* _What you will do_:
Without including any picture, repeat the records below exactly.

* _Dataset rows describing interfaces_:
####

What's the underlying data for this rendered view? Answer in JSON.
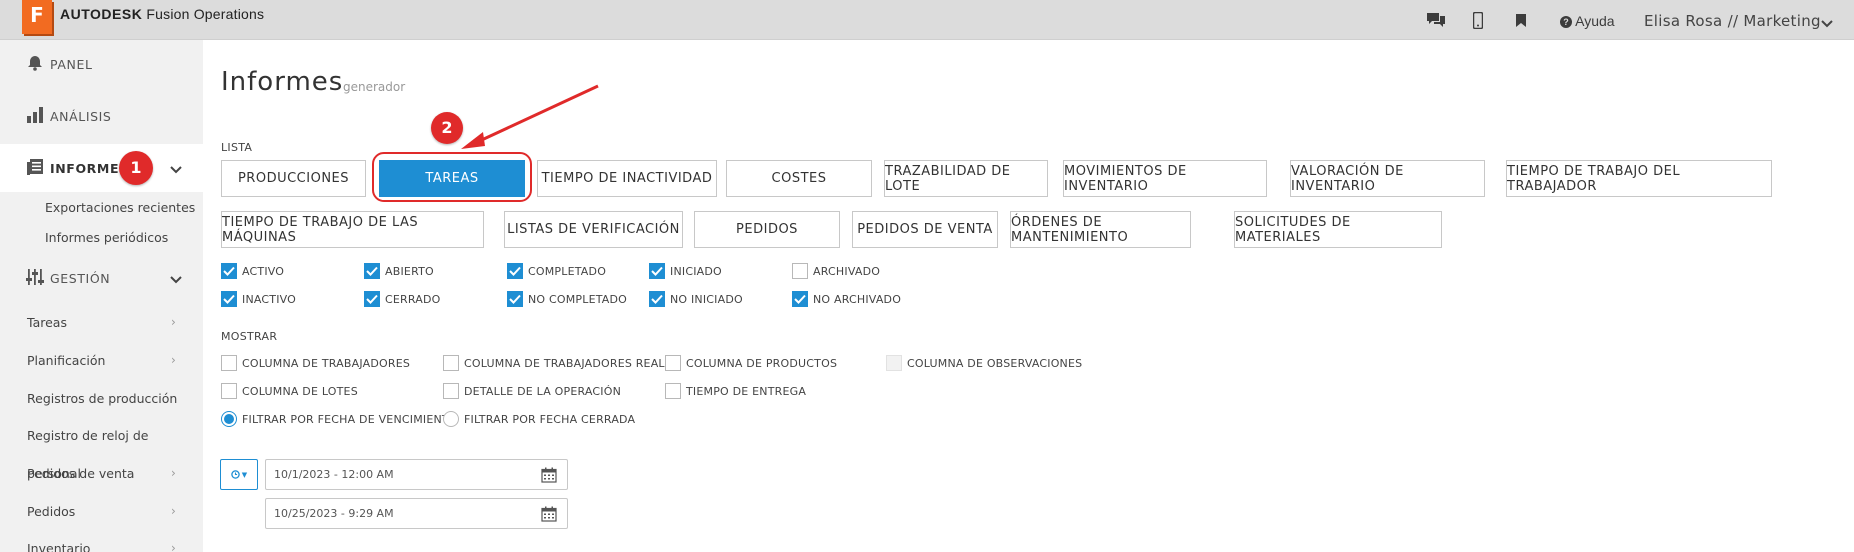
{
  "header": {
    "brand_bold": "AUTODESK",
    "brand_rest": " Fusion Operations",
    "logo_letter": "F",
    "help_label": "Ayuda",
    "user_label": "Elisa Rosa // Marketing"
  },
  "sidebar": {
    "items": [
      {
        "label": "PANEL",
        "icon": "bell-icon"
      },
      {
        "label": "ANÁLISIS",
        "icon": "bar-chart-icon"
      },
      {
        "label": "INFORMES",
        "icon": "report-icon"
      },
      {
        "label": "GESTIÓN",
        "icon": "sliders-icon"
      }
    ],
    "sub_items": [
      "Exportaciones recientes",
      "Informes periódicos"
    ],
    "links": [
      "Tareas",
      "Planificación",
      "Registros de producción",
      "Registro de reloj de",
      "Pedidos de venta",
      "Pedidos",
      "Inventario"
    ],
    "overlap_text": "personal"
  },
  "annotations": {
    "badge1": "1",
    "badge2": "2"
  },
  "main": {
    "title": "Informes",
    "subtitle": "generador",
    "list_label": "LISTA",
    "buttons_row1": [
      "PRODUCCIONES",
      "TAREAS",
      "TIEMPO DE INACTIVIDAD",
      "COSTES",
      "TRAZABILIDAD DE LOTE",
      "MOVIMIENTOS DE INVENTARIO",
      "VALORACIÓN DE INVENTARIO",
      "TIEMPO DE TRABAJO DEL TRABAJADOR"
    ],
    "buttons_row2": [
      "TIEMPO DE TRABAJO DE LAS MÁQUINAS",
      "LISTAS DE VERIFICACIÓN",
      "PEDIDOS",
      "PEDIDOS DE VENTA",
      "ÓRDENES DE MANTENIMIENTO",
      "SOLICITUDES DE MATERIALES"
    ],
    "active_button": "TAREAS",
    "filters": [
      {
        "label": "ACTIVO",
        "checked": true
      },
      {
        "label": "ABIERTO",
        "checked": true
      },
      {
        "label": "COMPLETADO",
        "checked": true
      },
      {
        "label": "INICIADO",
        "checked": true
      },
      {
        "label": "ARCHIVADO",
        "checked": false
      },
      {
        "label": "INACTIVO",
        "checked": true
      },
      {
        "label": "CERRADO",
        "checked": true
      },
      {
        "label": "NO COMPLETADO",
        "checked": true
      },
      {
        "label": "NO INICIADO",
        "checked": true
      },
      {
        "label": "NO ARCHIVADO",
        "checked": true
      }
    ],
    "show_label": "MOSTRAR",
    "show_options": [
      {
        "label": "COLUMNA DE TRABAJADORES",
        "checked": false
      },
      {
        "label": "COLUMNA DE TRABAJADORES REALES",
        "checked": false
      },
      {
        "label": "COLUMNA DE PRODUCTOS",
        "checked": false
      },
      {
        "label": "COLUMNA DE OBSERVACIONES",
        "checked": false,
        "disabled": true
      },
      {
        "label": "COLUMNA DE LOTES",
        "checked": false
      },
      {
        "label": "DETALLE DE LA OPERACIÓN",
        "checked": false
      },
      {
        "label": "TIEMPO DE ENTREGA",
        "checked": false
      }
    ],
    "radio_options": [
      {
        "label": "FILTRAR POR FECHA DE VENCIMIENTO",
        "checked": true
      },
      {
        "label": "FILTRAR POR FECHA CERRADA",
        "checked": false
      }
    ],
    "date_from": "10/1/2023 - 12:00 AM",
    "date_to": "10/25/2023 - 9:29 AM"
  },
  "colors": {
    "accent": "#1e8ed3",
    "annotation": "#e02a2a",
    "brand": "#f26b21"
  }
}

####

* _Written response_:
What's the underlying data for this rendered view? Answer in JSON.
{
  "header": {
    "brand_bold": "AUTODESK",
    "brand_rest": " Fusion Operations",
    "logo_letter": "F",
    "help_label": "Ayuda",
    "user_label": "Elisa Rosa // Marketing"
  },
  "sidebar": {
    "items": [
      {
        "label": "PANEL",
        "icon": "bell-icon"
      },
      {
        "label": "ANÁLISIS",
        "icon": "bar-chart-icon"
      },
      {
        "label": "INFORMES",
        "icon": "report-icon"
      },
      {
        "label": "GESTIÓN",
        "icon": "sliders-icon"
      }
    ],
    "sub_items": [
      "Exportaciones recientes",
      "Informes periódicos"
    ],
    "links": [
      "Tareas",
      "Planificación",
      "Registros de producción",
      "Registro de reloj de",
      "Pedidos de venta",
      "Pedidos",
      "Inventario"
    ],
    "overlap_text": "personal"
  },
  "annotations": {
    "badge1": "1",
    "badge2": "2"
  },
  "main": {
    "title": "Informes",
    "subtitle": "generador",
    "list_label": "LISTA",
    "buttons_row1": [
      "PRODUCCIONES",
      "TAREAS",
      "TIEMPO DE INACTIVIDAD",
      "COSTES",
      "TRAZABILIDAD DE LOTE",
      "MOVIMIENTOS DE INVENTARIO",
      "VALORACIÓN DE INVENTARIO",
      "TIEMPO DE TRABAJO DEL TRABAJADOR"
    ],
    "buttons_row2": [
      "TIEMPO DE TRABAJO DE LAS MÁQUINAS",
      "LISTAS DE VERIFICACIÓN",
      "PEDIDOS",
      "PEDIDOS DE VENTA",
      "ÓRDENES DE MANTENIMIENTO",
      "SOLICITUDES DE MATERIALES"
    ],
    "active_button": "TAREAS",
    "filters": [
      {
        "label": "ACTIVO",
        "checked": true
      },
      {
        "label": "ABIERTO",
        "checked": true
      },
      {
        "label": "COMPLETADO",
        "checked": true
      },
      {
        "label": "INICIADO",
        "checked": true
      },
      {
        "label": "ARCHIVADO",
        "checked": false
      },
      {
        "label": "INACTIVO",
        "checked": true
      },
      {
        "label": "CERRADO",
        "checked": true
      },
      {
        "label": "NO COMPLETADO",
        "checked": true
      },
      {
        "label": "NO INICIADO",
        "checked": true
      },
      {
        "label": "NO ARCHIVADO",
        "checked": true
      }
    ],
    "show_label": "MOSTRAR",
    "show_options": [
      {
        "label": "COLUMNA DE TRABAJADORES",
        "checked": false
      },
      {
        "label": "COLUMNA DE TRABAJADORES REALES",
        "checked": false
      },
      {
        "label": "COLUMNA DE PRODUCTOS",
        "checked": false
      },
      {
        "label": "COLUMNA DE OBSERVACIONES",
        "checked": false,
        "disabled": true
      },
      {
        "label": "COLUMNA DE LOTES",
        "checked": false
      },
      {
        "label": "DETALLE DE LA OPERACIÓN",
        "checked": false
      },
      {
        "label": "TIEMPO DE ENTREGA",
        "checked": false
      }
    ],
    "radio_options": [
      {
        "label": "FILTRAR POR FECHA DE VENCIMIENTO",
        "checked": true
      },
      {
        "label": "FILTRAR POR FECHA CERRADA",
        "checked": false
      }
    ],
    "date_from": "10/1/2023 - 12:00 AM",
    "date_to": "10/25/2023 - 9:29 AM"
  },
  "colors": {
    "accent": "#1e8ed3",
    "annotation": "#e02a2a",
    "brand": "#f26b21"
  }
}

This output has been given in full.